··· THE RECORDS ···

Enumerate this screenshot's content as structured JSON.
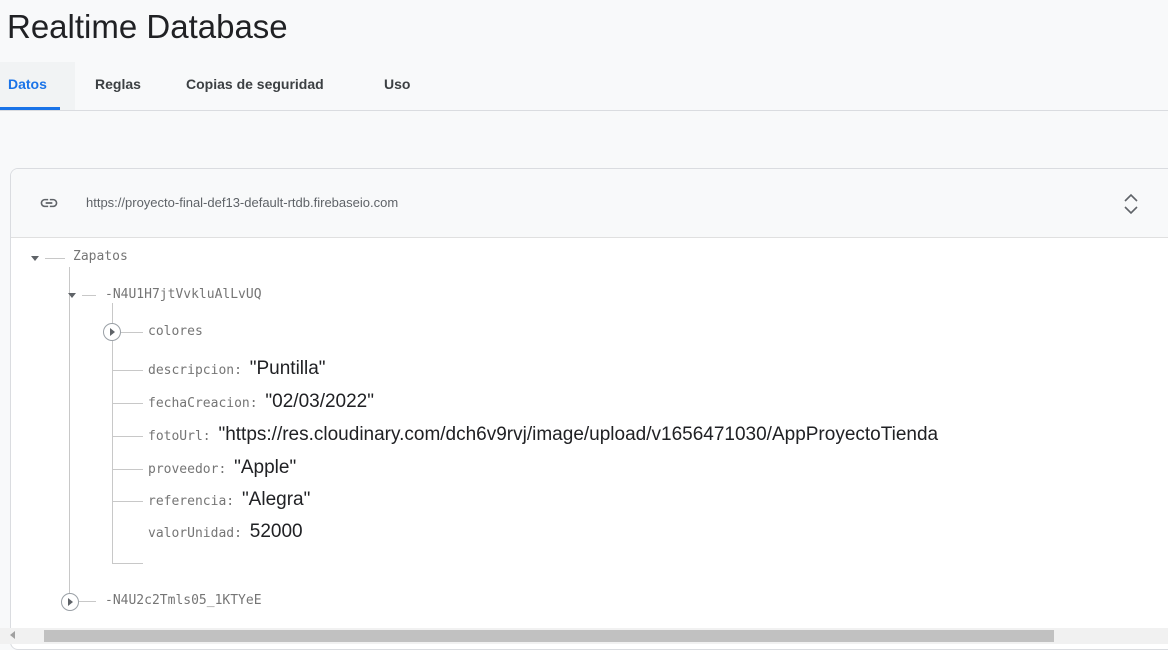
{
  "page": {
    "title": "Realtime Database"
  },
  "tabs": [
    {
      "label": "Datos",
      "active": true
    },
    {
      "label": "Reglas",
      "active": false
    },
    {
      "label": "Copias de seguridad",
      "active": false
    },
    {
      "label": "Uso",
      "active": false
    }
  ],
  "db": {
    "url": "https://proyecto-final-def13-default-rtdb.firebaseio.com",
    "link_icon": "link-icon",
    "expand_icon": "unfold-more-icon"
  },
  "tree": {
    "root_key": "Zapatos",
    "child1_key": "-N4U1H7jtVvkluAlLvUQ",
    "colores_key": "colores",
    "fields": [
      {
        "key": "descripcion",
        "sep": ": ",
        "value": "\"Puntilla\""
      },
      {
        "key": "fechaCreacion",
        "sep": ": ",
        "value": "\"02/03/2022\""
      },
      {
        "key": "fotoUrl",
        "sep": ": ",
        "value": "\"https://res.cloudinary.com/dch6v9rvj/image/upload/v1656471030/AppProyectoTienda"
      },
      {
        "key": "proveedor",
        "sep": ": ",
        "value": "\"Apple\""
      },
      {
        "key": "referencia",
        "sep": ": ",
        "value": "\"Alegra\""
      },
      {
        "key": "valorUnidad",
        "sep": ": ",
        "value": "52000"
      }
    ],
    "child2_key": "-N4U2c2Tmls05_1KTYeE"
  },
  "colors": {
    "accent": "#1a73e8",
    "text": "#202124",
    "muted": "#757575"
  }
}
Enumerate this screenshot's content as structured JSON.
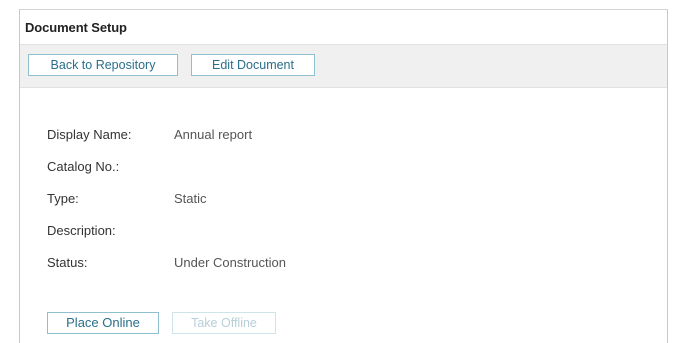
{
  "panel": {
    "title": "Document Setup"
  },
  "toolbar": {
    "back_label": "Back to Repository",
    "edit_label": "Edit Document"
  },
  "fields": [
    {
      "label": "Display Name:",
      "value": "Annual report"
    },
    {
      "label": "Catalog No.:",
      "value": ""
    },
    {
      "label": "Type:",
      "value": "Static"
    },
    {
      "label": "Description:",
      "value": ""
    },
    {
      "label": "Status:",
      "value": "Under Construction"
    }
  ],
  "actions": {
    "place_online_label": "Place Online",
    "take_offline_label": "Take Offline",
    "take_offline_state": "disabled"
  },
  "colors": {
    "button_text": "#2a6f8a",
    "button_border": "#8fbfd0",
    "toolbar_bg": "#f0f0f0",
    "disabled_text": "#b7cfd8"
  }
}
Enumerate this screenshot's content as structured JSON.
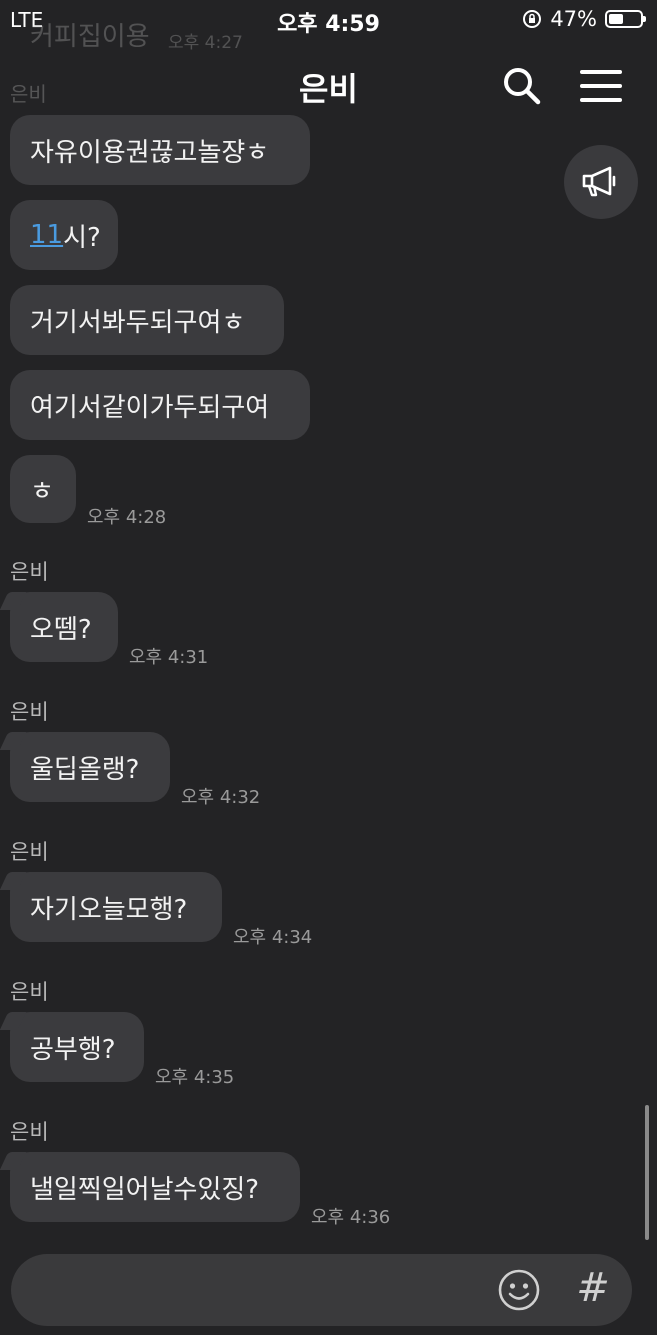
{
  "status_bar": {
    "carrier": "LTE",
    "time": "오후 4:59",
    "battery": "47%",
    "battery_level": 0.47
  },
  "ghost": {
    "text": "커피집이용",
    "time": "오후 4:27",
    "sender": "은비"
  },
  "header": {
    "title": "은비",
    "search_icon": "search-icon",
    "menu_icon": "hamburger-menu-icon"
  },
  "notice_icon": "megaphone-icon",
  "messages": [
    {
      "text": "자유이용권끊고놀쟝ㅎ"
    },
    {
      "link": "11",
      "text": "시?"
    },
    {
      "text": "거기서봐두되구여ㅎ"
    },
    {
      "text": "여기서같이가두되구여"
    },
    {
      "text": "ㅎ",
      "time": "오후 4:28"
    },
    {
      "sender": "은비",
      "text": "오뗌?",
      "time": "오후 4:31"
    },
    {
      "sender": "은비",
      "text": "울딥올랭?",
      "time": "오후 4:32"
    },
    {
      "sender": "은비",
      "text": "자기오늘모행?",
      "time": "오후 4:34"
    },
    {
      "sender": "은비",
      "text": "공부행?",
      "time": "오후 4:35"
    },
    {
      "sender": "은비",
      "text": "낼일찍일어날수있징?",
      "time": "오후 4:36"
    }
  ],
  "composer": {
    "placeholder": "",
    "emoji_icon": "emoji-icon",
    "hash_label": "#"
  }
}
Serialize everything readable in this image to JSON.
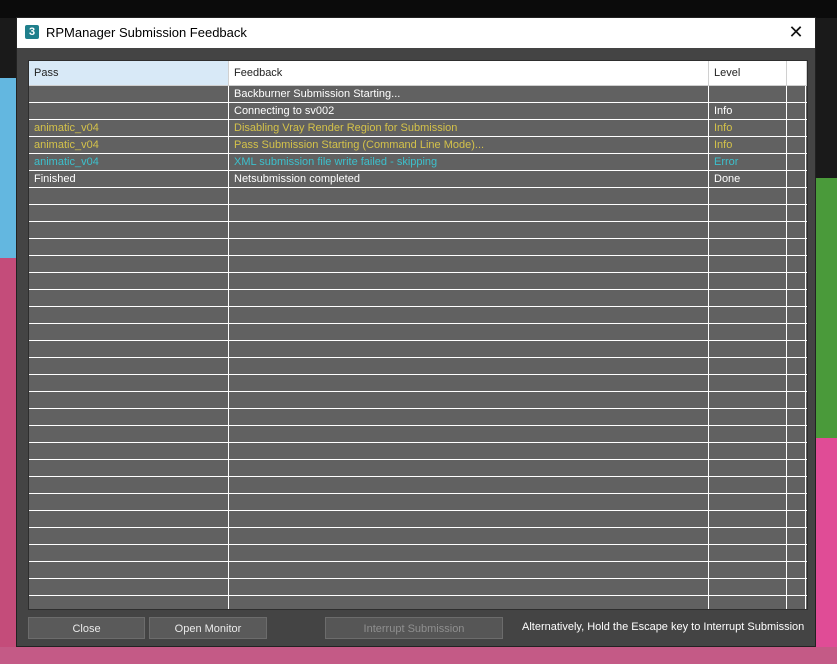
{
  "window": {
    "title": "RPManager Submission Feedback",
    "icon_label": "3",
    "close_glyph": "✕"
  },
  "table": {
    "columns": [
      "Pass",
      "Feedback",
      "Level",
      ""
    ],
    "rows": [
      {
        "pass": "",
        "feedback": "Backburner Submission Starting...",
        "level": "",
        "color": "white"
      },
      {
        "pass": "",
        "feedback": "Connecting to sv002",
        "level": "Info",
        "color": "white"
      },
      {
        "pass": "animatic_v04",
        "feedback": "Disabling Vray Render Region for Submission",
        "level": "Info",
        "color": "yellow"
      },
      {
        "pass": "animatic_v04",
        "feedback": "Pass Submission Starting (Command Line Mode)...",
        "level": "Info",
        "color": "yellow"
      },
      {
        "pass": "animatic_v04",
        "feedback": "XML submission file write failed - skipping",
        "level": "Error",
        "color": "cyan"
      },
      {
        "pass": "Finished",
        "feedback": "Netsubmission completed",
        "level": "Done",
        "color": "white"
      }
    ],
    "empty_row_count": 25
  },
  "buttons": {
    "close": "Close",
    "open_monitor": "Open Monitor",
    "interrupt": "Interrupt Submission"
  },
  "hint": "Alternatively, Hold the Escape key  to Interrupt Submission",
  "colors": {
    "text_white": "#ffffff",
    "text_yellow": "#d4c24a",
    "text_cyan": "#3cc0cc",
    "grid_bg": "#616161",
    "header_selected": "#d8e9f7"
  }
}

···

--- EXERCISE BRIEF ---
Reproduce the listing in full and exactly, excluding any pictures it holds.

--- ANSWER TO THIS TASK ---
Enumerate this screenshot's content as structured JSON.
{
  "page": {
    "title": "Realtime Database"
  },
  "tabs": [
    {
      "label": "Datos",
      "active": true
    },
    {
      "label": "Reglas",
      "active": false
    },
    {
      "label": "Copias de seguridad",
      "active": false
    },
    {
      "label": "Uso",
      "active": false
    }
  ],
  "db": {
    "url": "https://proyecto-final-def13-default-rtdb.firebaseio.com",
    "link_icon": "link-icon",
    "expand_icon": "unfold-more-icon"
  },
  "tree": {
    "root_key": "Zapatos",
    "child1_key": "-N4U1H7jtVvkluAlLvUQ",
    "colores_key": "colores",
    "fields": [
      {
        "key": "descripcion",
        "sep": ": ",
        "value": "\"Puntilla\""
      },
      {
        "key": "fechaCreacion",
        "sep": ": ",
        "value": "\"02/03/2022\""
      },
      {
        "key": "fotoUrl",
        "sep": ": ",
        "value": "\"https://res.cloudinary.com/dch6v9rvj/image/upload/v1656471030/AppProyectoTienda"
      },
      {
        "key": "proveedor",
        "sep": ": ",
        "value": "\"Apple\""
      },
      {
        "key": "referencia",
        "sep": ": ",
        "value": "\"Alegra\""
      },
      {
        "key": "valorUnidad",
        "sep": ": ",
        "value": "52000"
      }
    ],
    "child2_key": "-N4U2c2Tmls05_1KTYeE"
  },
  "colors": {
    "accent": "#1a73e8",
    "text": "#202124",
    "muted": "#757575"
  }
}
Enumerate this screenshot's content as structured JSON.
{
  "panel": {
    "title": "Document Setup"
  },
  "toolbar": {
    "back_label": "Back to Repository",
    "edit_label": "Edit Document"
  },
  "fields": [
    {
      "label": "Display Name:",
      "value": "Annual report"
    },
    {
      "label": "Catalog No.:",
      "value": ""
    },
    {
      "label": "Type:",
      "value": "Static"
    },
    {
      "label": "Description:",
      "value": ""
    },
    {
      "label": "Status:",
      "value": "Under Construction"
    }
  ],
  "actions": {
    "place_online_label": "Place Online",
    "take_offline_label": "Take Offline",
    "take_offline_state": "disabled"
  },
  "colors": {
    "button_text": "#2a6f8a",
    "button_border": "#8fbfd0",
    "toolbar_bg": "#f0f0f0",
    "disabled_text": "#b7cfd8"
  }
}
Enumerate this screenshot's content as structured JSON.
{
  "status_bar": {
    "carrier": "LTE",
    "time": "오후 4:59",
    "battery": "47%",
    "battery_level": 0.47
  },
  "ghost": {
    "text": "커피집이용",
    "time": "오후 4:27",
    "sender": "은비"
  },
  "header": {
    "title": "은비",
    "search_icon": "search-icon",
    "menu_icon": "hamburger-menu-icon"
  },
  "notice_icon": "megaphone-icon",
  "messages": [
    {
      "text": "자유이용권끊고놀쟝ㅎ"
    },
    {
      "link": "11",
      "text": "시?"
    },
    {
      "text": "거기서봐두되구여ㅎ"
    },
    {
      "text": "여기서같이가두되구여"
    },
    {
      "text": "ㅎ",
      "time": "오후 4:28"
    },
    {
      "sender": "은비",
      "text": "오뗌?",
      "time": "오후 4:31"
    },
    {
      "sender": "은비",
      "text": "울딥올랭?",
      "time": "오후 4:32"
    },
    {
      "sender": "은비",
      "text": "자기오늘모행?",
      "time": "오후 4:34"
    },
    {
      "sender": "은비",
      "text": "공부행?",
      "time": "오후 4:35"
    },
    {
      "sender": "은비",
      "text": "낼일찍일어날수있징?",
      "time": "오후 4:36"
    }
  ],
  "composer": {
    "placeholder": "",
    "emoji_icon": "emoji-icon",
    "hash_label": "#"
  }
}
Serialize everything readable in this image to JSON.
{
  "window": {
    "title": "RPManager Submission Feedback",
    "icon_label": "3",
    "close_glyph": "✕"
  },
  "table": {
    "columns": [
      "Pass",
      "Feedback",
      "Level",
      ""
    ],
    "rows": [
      {
        "pass": "",
        "feedback": "Backburner Submission Starting...",
        "level": "",
        "color": "white"
      },
      {
        "pass": "",
        "feedback": "Connecting to sv002",
        "level": "Info",
        "color": "white"
      },
      {
        "pass": "animatic_v04",
        "feedback": "Disabling Vray Render Region for Submission",
        "level": "Info",
        "color": "yellow"
      },
      {
        "pass": "animatic_v04",
        "feedback": "Pass Submission Starting (Command Line Mode)...",
        "level": "Info",
        "color": "yellow"
      },
      {
        "pass": "animatic_v04",
        "feedback": "XML submission file write failed - skipping",
        "level": "Error",
        "color": "cyan"
      },
      {
        "pass": "Finished",
        "feedback": "Netsubmission completed",
        "level": "Done",
        "color": "white"
      }
    ],
    "empty_row_count": 25
  },
  "buttons": {
    "close": "Close",
    "open_monitor": "Open Monitor",
    "interrupt": "Interrupt Submission"
  },
  "hint": "Alternatively, Hold the Escape key  to Interrupt Submission",
  "colors": {
    "text_white": "#ffffff",
    "text_yellow": "#d4c24a",
    "text_cyan": "#3cc0cc",
    "grid_bg": "#616161",
    "header_selected": "#d8e9f7"
  }
}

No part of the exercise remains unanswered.